2020 — The Muir Glacier fork, Staking was deployed & Beacon Chain genesis

The Muir Glacier fork introduced a delay to the difficulty bomb. Increases in block difficulty of the proof-of-work consensus mechanism threatened to degrade the usability of Ethereum by increasing wait times for sending transactions and using dapps.

Staking was introduced to the Ethereum ecosystem. Although a Mainnet contract, it had a direct impact on the timeline for launching the Beacon Chain, an important Ethereum upgrade.

The Beacon Chain needed 16384 deposits of 32 staked ETH to ship securely. This happened on November 27, meaning the Beacon Chain started producing blocks on December 1, 2020. This is an important first step in achieving the Ethereum vision.

2021 — Berlin, London, Altair, and Arrow Glacier network upgrades

The Berlin upgrade optimized gas cost for certain EVM actions, and increased support for multiple transaction types.

The London upgrade introduced EIP-1559, which reformed the transaction fee market, along with changes to how gas refunds are handled and the Ice Age schedule.

The Altair upgrade was the first scheduled upgrade for the Beacon Chain. It added support for “sync committees” — enabling light clients, and bringing validator inactivity and slashing penalties up to their full values.

The Arrow Glacier network upgrade pushed back the difficulty bomb by several months. This is the only change introduced in this upgrade, and is similar in nature to the Muir Glacier upgrade. Similar changes have been performed on the Byzantium, Constantinople and London network upgrades.

2022 — The Gray Glacier network upgrade

The Gray Glacier network upgrade pushed back the difficulty bomb by three months.

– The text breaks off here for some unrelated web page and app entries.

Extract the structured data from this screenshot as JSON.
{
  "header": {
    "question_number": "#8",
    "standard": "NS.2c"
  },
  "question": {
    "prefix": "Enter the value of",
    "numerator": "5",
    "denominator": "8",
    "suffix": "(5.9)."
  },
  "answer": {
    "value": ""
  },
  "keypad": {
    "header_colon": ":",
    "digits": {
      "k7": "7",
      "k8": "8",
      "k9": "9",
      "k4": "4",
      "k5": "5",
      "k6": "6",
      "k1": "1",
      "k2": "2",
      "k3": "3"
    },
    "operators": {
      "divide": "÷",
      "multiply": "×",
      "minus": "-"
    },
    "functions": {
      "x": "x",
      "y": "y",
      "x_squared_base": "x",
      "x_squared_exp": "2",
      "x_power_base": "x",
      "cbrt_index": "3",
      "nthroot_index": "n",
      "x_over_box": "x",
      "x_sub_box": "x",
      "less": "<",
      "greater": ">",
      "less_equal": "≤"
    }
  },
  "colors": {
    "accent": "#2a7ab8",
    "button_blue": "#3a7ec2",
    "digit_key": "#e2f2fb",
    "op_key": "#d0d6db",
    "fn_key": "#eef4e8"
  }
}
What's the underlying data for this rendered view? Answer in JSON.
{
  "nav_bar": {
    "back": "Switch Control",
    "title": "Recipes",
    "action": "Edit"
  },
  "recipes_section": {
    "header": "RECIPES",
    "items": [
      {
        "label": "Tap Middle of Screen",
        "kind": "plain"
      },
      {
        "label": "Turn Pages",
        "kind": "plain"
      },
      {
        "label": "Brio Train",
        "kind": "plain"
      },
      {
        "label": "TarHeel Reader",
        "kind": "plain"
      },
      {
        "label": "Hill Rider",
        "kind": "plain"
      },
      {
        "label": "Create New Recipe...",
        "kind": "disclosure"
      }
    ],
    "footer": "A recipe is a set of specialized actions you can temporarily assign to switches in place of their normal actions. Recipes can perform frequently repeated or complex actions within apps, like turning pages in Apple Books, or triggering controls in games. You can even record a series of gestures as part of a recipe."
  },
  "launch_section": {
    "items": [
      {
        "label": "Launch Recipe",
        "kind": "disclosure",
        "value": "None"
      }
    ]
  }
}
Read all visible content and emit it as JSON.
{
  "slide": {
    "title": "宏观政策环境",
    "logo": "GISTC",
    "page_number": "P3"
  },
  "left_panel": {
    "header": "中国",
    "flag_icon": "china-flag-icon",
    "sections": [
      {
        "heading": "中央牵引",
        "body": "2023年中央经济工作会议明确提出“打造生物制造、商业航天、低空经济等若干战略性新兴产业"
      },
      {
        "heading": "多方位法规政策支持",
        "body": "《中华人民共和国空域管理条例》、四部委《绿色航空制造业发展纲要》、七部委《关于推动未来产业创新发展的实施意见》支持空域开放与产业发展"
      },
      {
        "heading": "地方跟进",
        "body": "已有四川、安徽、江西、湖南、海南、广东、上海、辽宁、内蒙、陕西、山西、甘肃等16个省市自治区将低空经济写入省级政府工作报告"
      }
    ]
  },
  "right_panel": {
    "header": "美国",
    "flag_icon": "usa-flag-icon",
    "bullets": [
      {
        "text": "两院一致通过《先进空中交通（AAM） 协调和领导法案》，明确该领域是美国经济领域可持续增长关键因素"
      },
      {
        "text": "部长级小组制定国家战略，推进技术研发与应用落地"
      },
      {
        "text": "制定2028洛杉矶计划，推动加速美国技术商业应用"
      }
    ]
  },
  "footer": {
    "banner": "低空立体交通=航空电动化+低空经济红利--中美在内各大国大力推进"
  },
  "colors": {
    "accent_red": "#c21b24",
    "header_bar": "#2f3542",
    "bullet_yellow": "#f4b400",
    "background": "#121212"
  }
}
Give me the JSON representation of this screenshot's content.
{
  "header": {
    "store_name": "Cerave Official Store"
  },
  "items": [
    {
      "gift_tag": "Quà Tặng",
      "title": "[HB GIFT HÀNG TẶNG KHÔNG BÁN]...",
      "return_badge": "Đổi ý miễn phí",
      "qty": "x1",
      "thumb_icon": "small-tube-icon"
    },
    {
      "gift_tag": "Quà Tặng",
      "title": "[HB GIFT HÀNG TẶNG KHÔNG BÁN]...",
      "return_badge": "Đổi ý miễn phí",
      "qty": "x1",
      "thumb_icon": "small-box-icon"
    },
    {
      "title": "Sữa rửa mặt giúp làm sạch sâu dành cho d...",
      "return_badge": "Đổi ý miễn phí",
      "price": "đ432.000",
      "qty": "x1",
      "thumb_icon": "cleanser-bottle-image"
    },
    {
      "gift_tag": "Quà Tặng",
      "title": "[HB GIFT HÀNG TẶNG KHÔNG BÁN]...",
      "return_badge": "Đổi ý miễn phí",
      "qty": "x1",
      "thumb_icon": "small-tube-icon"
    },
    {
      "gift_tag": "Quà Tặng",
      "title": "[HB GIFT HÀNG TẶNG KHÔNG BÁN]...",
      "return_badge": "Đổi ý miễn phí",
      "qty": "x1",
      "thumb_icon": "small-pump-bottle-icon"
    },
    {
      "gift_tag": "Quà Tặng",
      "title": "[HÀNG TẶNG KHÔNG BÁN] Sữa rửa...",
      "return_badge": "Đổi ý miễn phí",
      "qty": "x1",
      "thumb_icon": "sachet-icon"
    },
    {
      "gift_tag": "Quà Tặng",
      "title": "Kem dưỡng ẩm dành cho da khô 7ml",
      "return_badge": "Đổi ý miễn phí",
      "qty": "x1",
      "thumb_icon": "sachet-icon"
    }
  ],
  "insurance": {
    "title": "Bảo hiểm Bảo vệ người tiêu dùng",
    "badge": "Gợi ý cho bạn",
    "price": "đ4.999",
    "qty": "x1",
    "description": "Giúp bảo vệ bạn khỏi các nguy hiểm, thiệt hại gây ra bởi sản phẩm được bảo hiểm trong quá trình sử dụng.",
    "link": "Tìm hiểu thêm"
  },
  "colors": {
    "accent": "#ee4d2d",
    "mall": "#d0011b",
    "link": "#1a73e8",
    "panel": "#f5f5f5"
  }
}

This is the only change introduced in this upgrade, and is similar in nature to the Arrow Glacier and Muir Glacier upgrades. Similar changes have been performed on the Byzantium, Constantinople and London network upgrades.

Ethereum’s future

Ethereum is a significant player in the crypto space, as evidenced by its market capitalization and the vast array of solutions that entities have built on the Ethereum blockchain. However, the network has faced difficulty in scaling. Its transition over to Eth2 aims to solve its challenges. Only time will tell regarding the results, though, and the transition is expected to take some time to play out.